- **ABOUT THIS TASK**
Drop the pictures and repeat the remaining data exactly.

Entries taken from a collection
━━━━

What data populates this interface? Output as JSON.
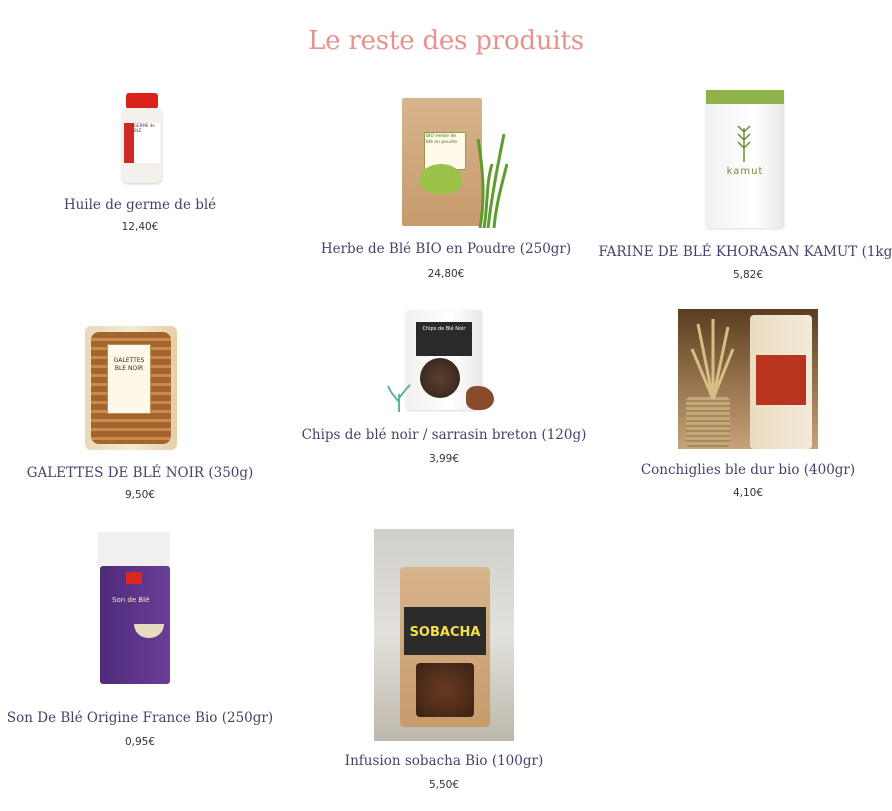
{
  "section": {
    "title": "Le reste des produits"
  },
  "products": [
    {
      "name": "Huile de germe de blé",
      "price": "12,40€",
      "image_label": "GERME de BLÉ"
    },
    {
      "name": "Herbe de Blé BIO en Poudre (250gr)",
      "price": "24,80€",
      "image_label": "BIO Herbe de blé en poudre"
    },
    {
      "name": "FARINE DE BLÉ KHORASAN KAMUT (1kg)",
      "price": "5,82€",
      "image_label": "kamut"
    },
    {
      "name": "GALETTES DE BLÉ NOIR (350g)",
      "price": "9,50€",
      "image_label": "GALETTES BLE NOIR"
    },
    {
      "name": "Chips de blé noir / sarrasin breton (120g)",
      "price": "3,99€",
      "image_label": "Chips de Blé Noir"
    },
    {
      "name": "Conchiglies ble dur bio (400gr)",
      "price": "4,10€",
      "image_label": ""
    },
    {
      "name": "Son De Blé Origine France Bio (250gr)",
      "price": "0,95€",
      "image_label": "Son de Blé"
    },
    {
      "name": "Infusion sobacha Bio (100gr)",
      "price": "5,50€",
      "image_label": "SOBACHA"
    }
  ],
  "colors": {
    "title": "#e8928c",
    "product_name": "#43436a",
    "price": "#333333"
  }
}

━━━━

- **ANSWER SECTION**
What data populates this interface? Output as JSON.
{
  "section": {
    "title": "Le reste des produits"
  },
  "products": [
    {
      "name": "Huile de germe de blé",
      "price": "12,40€",
      "image_label": "GERME de BLÉ"
    },
    {
      "name": "Herbe de Blé BIO en Poudre (250gr)",
      "price": "24,80€",
      "image_label": "BIO Herbe de blé en poudre"
    },
    {
      "name": "FARINE DE BLÉ KHORASAN KAMUT (1kg)",
      "price": "5,82€",
      "image_label": "kamut"
    },
    {
      "name": "GALETTES DE BLÉ NOIR (350g)",
      "price": "9,50€",
      "image_label": "GALETTES BLE NOIR"
    },
    {
      "name": "Chips de blé noir / sarrasin breton (120g)",
      "price": "3,99€",
      "image_label": "Chips de Blé Noir"
    },
    {
      "name": "Conchiglies ble dur bio (400gr)",
      "price": "4,10€",
      "image_label": ""
    },
    {
      "name": "Son De Blé Origine France Bio (250gr)",
      "price": "0,95€",
      "image_label": "Son de Blé"
    },
    {
      "name": "Infusion sobacha Bio (100gr)",
      "price": "5,50€",
      "image_label": "SOBACHA"
    }
  ],
  "colors": {
    "title": "#e8928c",
    "product_name": "#43436a",
    "price": "#333333"
  }
}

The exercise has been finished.